## Your task
Among the lines below, how many have the string "image" in them? Only the number is wanted.

## Exercise material
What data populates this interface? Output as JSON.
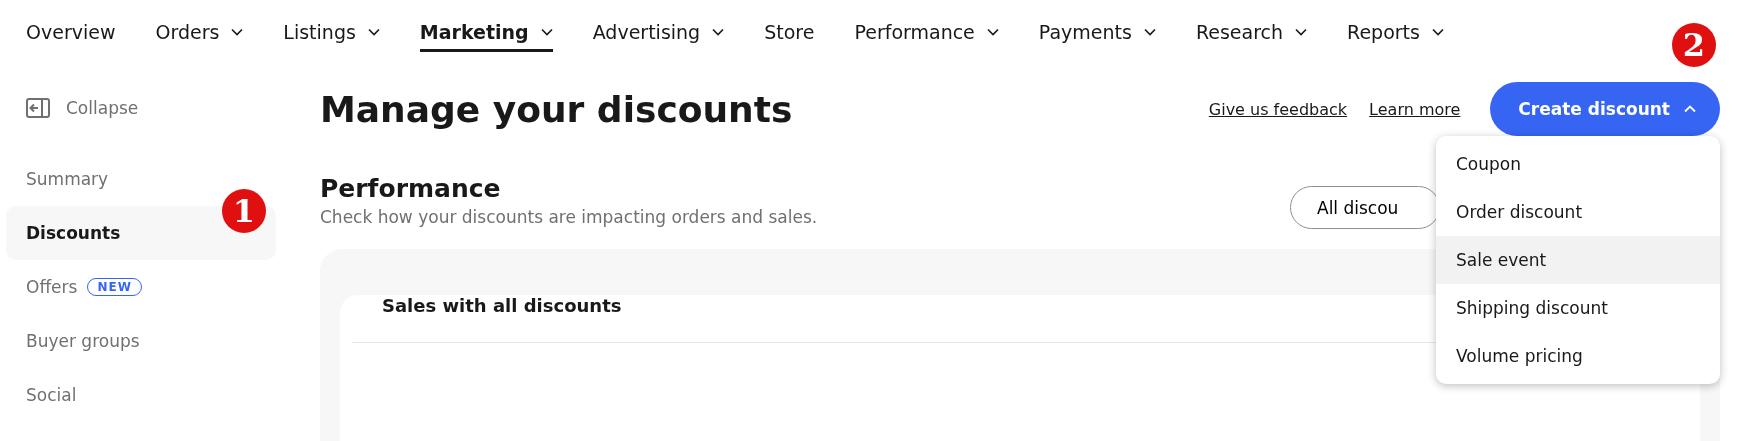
{
  "nav": [
    {
      "label": "Overview",
      "has_menu": false,
      "selected": false
    },
    {
      "label": "Orders",
      "has_menu": true,
      "selected": false
    },
    {
      "label": "Listings",
      "has_menu": true,
      "selected": false
    },
    {
      "label": "Marketing",
      "has_menu": true,
      "selected": true
    },
    {
      "label": "Advertising",
      "has_menu": true,
      "selected": false
    },
    {
      "label": "Store",
      "has_menu": false,
      "selected": false
    },
    {
      "label": "Performance",
      "has_menu": true,
      "selected": false
    },
    {
      "label": "Payments",
      "has_menu": true,
      "selected": false
    },
    {
      "label": "Research",
      "has_menu": true,
      "selected": false
    },
    {
      "label": "Reports",
      "has_menu": true,
      "selected": false
    }
  ],
  "sidebar": {
    "collapse": "Collapse",
    "items": [
      {
        "label": "Summary",
        "selected": false
      },
      {
        "label": "Discounts",
        "selected": true
      },
      {
        "label": "Offers",
        "selected": false,
        "badge": "NEW"
      },
      {
        "label": "Buyer groups",
        "selected": false
      },
      {
        "label": "Social",
        "selected": false
      }
    ]
  },
  "header": {
    "title": "Manage your discounts",
    "links": [
      "Give us feedback",
      "Learn more"
    ],
    "create_button": {
      "label": "Create discount",
      "expanded": true
    }
  },
  "performance": {
    "title": "Performance",
    "subtitle": "Check how your discounts are impacting orders and sales.",
    "filter": "All discou",
    "card_title": "Sales with all discounts"
  },
  "dropdown": [
    {
      "label": "Coupon",
      "selected": false
    },
    {
      "label": "Order discount",
      "selected": false
    },
    {
      "label": "Sale event",
      "selected": true
    },
    {
      "label": "Shipping discount",
      "selected": false
    },
    {
      "label": "Volume pricing",
      "selected": false
    }
  ],
  "annotations": [
    {
      "label": "1"
    },
    {
      "label": "2"
    }
  ]
}
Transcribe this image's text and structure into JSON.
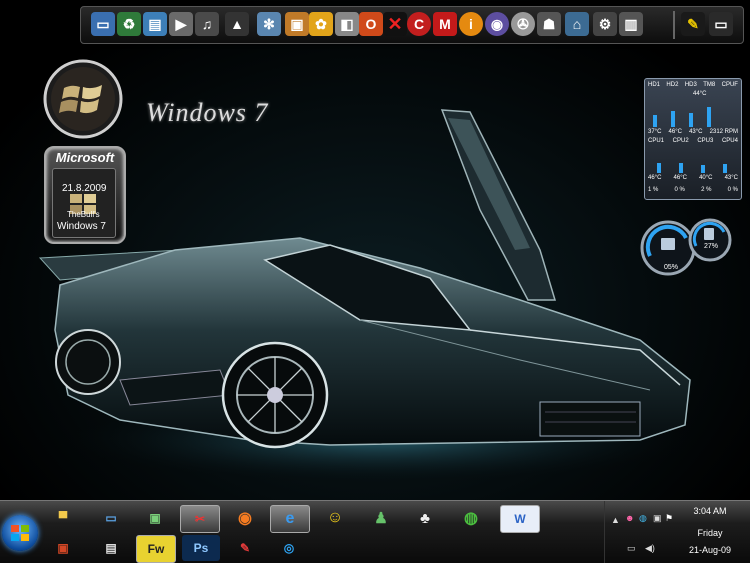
{
  "desktop": {
    "os_logo_text": "Windows 7",
    "badge": {
      "brand": "Microsoft",
      "date": "21.8.2009",
      "author": "TheBull's",
      "edition": "Windows 7"
    }
  },
  "sensor_gadget": {
    "headers": [
      "HD1",
      "HD2",
      "HD3",
      "TM8",
      "CPUF"
    ],
    "cpu_temp_top": "44°C",
    "temps": [
      "37°C",
      "46°C",
      "43°C",
      "2312 RPM"
    ],
    "cpu_labels": [
      "CPU1",
      "CPU2",
      "CPU3",
      "CPU4"
    ],
    "cpu_temps": [
      "46°C",
      "46°C",
      "40°C",
      "43°C"
    ],
    "cpu_usage": [
      "1 %",
      "0 %",
      "2 %",
      "0 %"
    ],
    "accent": "#2ea3f2"
  },
  "gauge_gadget": {
    "left_value": "05%",
    "right_value": "27%"
  },
  "dock": {
    "icons": [
      "computer-icon",
      "recycle-bin-icon",
      "control-panel-icon",
      "media-player-icon",
      "music-icon",
      "rocket-icon",
      "snowflake-icon",
      "package-icon",
      "sunflower-icon",
      "image-viewer-icon",
      "opera-icon",
      "x-icon",
      "ccleaner-icon",
      "mcafee-icon",
      "info-icon",
      "dvd-icon",
      "film-reel-icon",
      "user-icon",
      "network-icon",
      "settings-icon",
      "document-icon",
      "tools-icon",
      "monitor-icon"
    ]
  },
  "taskbar": {
    "pinned_top": [
      "folder-icon",
      "remote-desktop-icon",
      "network-monitor-icon",
      "snipping-tool-icon",
      "firefox-icon",
      "internet-explorer-icon",
      "yahoo-messenger-icon",
      "live-messenger-icon",
      "qq-icon",
      "utorrent-icon",
      "word-icon"
    ],
    "pinned_bottom": [
      "powerpoint-icon",
      "notepad-icon",
      "fireworks-icon",
      "photoshop-icon",
      "paint-icon",
      "media-center-icon"
    ],
    "fireworks_label": "Fw",
    "photoshop_label": "Ps",
    "clock": {
      "time": "3:04 AM",
      "day": "Friday",
      "date": "21-Aug-09"
    }
  }
}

## Answer to this task
2